Firstly, I should not give way to fear or anger. If I am fearful or angry then they have won at least in my heart.
Secondly, I should not treat them as an enemy. If they have made themselves my enemy then the only response compatible with the teachings of Jesus is to love my enemies.
You have heard that it was said, “You shall love your neighbour and hate your enemy.” But I say to you, love your enemies and pray for those who persecute you, so that you may be sons of your Father who is in heaven; for He causes His sun to rise on the evil and the good, and sends rain on the righteous and the unrighteous.… (Matthew 5: 43-45)
Thirdly, I should pray for those who persecute me, or others who believe the same as I do.
This is where things get difficult. If the majority are crying out for revenge and violence to ‘right’ the situation, I can express my view but I cannot impose my views on other people.
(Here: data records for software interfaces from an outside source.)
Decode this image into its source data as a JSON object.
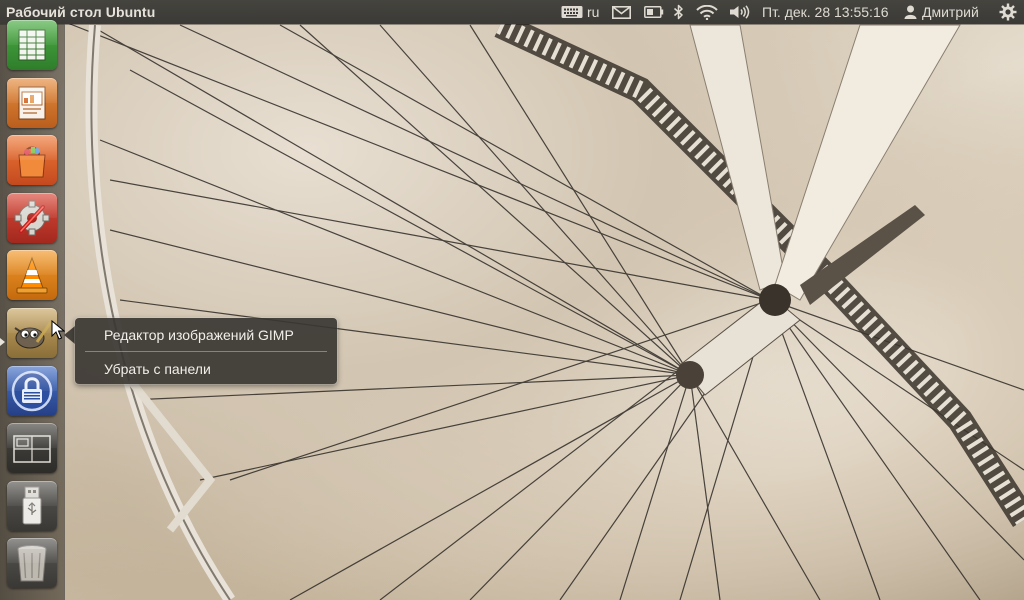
{
  "top_panel": {
    "window_title": "Рабочий стол Ubuntu",
    "keyboard_layout": "ru",
    "clock": "Пт. дек. 28 13:55:16",
    "user_name": "Дмитрий",
    "indicators": [
      "keyboard-icon",
      "mail-icon",
      "battery-icon",
      "bluetooth-icon",
      "wifi-icon",
      "volume-icon",
      "user-icon",
      "gear-icon"
    ]
  },
  "launcher": {
    "items": [
      {
        "name": "spreadsheet",
        "icon": "libreoffice-calc-icon",
        "color": "#3f9a3a"
      },
      {
        "name": "presentation",
        "icon": "libreoffice-impress-icon",
        "color": "#d2782e"
      },
      {
        "name": "software-center",
        "icon": "ubuntu-software-center-icon",
        "color": "#dd5a2a"
      },
      {
        "name": "system-settings",
        "icon": "system-settings-icon",
        "color": "#cc3b2f"
      },
      {
        "name": "vlc",
        "icon": "vlc-icon",
        "color": "#e88a1a"
      },
      {
        "name": "gimp",
        "icon": "gimp-icon",
        "color": "#a88d55",
        "running": true
      },
      {
        "name": "keepassx",
        "icon": "padlock-icon",
        "color": "#3a5fb0"
      },
      {
        "name": "workspace-switcher",
        "icon": "workspace-switcher-icon",
        "color": "#444444"
      },
      {
        "name": "usb-drive",
        "icon": "usb-icon",
        "color": "#555555"
      },
      {
        "name": "trash",
        "icon": "trash-icon",
        "color": "#555555"
      }
    ]
  },
  "quicklist": {
    "title": "Редактор изображений GIMP",
    "items": [
      "Убрать с панели"
    ]
  },
  "colors": {
    "panel": "#3c3b37",
    "quicklist_bg": "#3a3632",
    "wallpaper_tone": "#d5c8b4"
  }
}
It is the actions of the United States and its allies (including my home country) which have made things worse and resulted in even more evil. Saddam of Iraq was evil and al-Assad of Syria is evil but wars in Iraq and Afghanistan, based on revenge for 9-11 have removed a dictator but solved absolutely nothing.
If we declared war on ISIS, the consequences are impossible to forecast. It is likely that we would be fighting on many fronts, as what would be seen as a war on Islam, would stir up revolution in many Arab and other Muslim countries. A well-intentioned bombing war in Libya has made the country ungovernable and a hot-bed for ISIS,
War is indiscriminate and would result in civilian deaths and large numbers of refugees. War is in itself evil, and we cannot fight evil with evil. The potential for escalation is enormous and the prospect of a third global war is very present.
The world of Islam is facing a dilemma, much like Christianity faced at the time of the reformation. There is a conflict of ideologies between those fundamentalists who would like to take the world back to the middle ages and the more progressive majority. (There are also Christian fundamentalists who would like to take the world back to 1000 B.C.!)
ISIS would like ‘Christians’ to take sides against them! They would like to see peace-loving Muslims feel that they are under attack. They would like young men and women to feel alienated where they live and be recruited to the side of extremism.
If war is not the answer, then what should we do? The only answer is to show restraint, patience and tolerance. We can treat terrorists as criminals but not as enemies. We can defend our own borders, but need to stop short of offensive action. Communism has run it’s course and now exercises no threat to mankind – it was certainly not worth a nuclear war. Patience may well see the world of Islam rejecting the extremists – but not if we ‘stick our oar in’.
What do you think?
I realise that what I have said is controversial, so please add your comments below.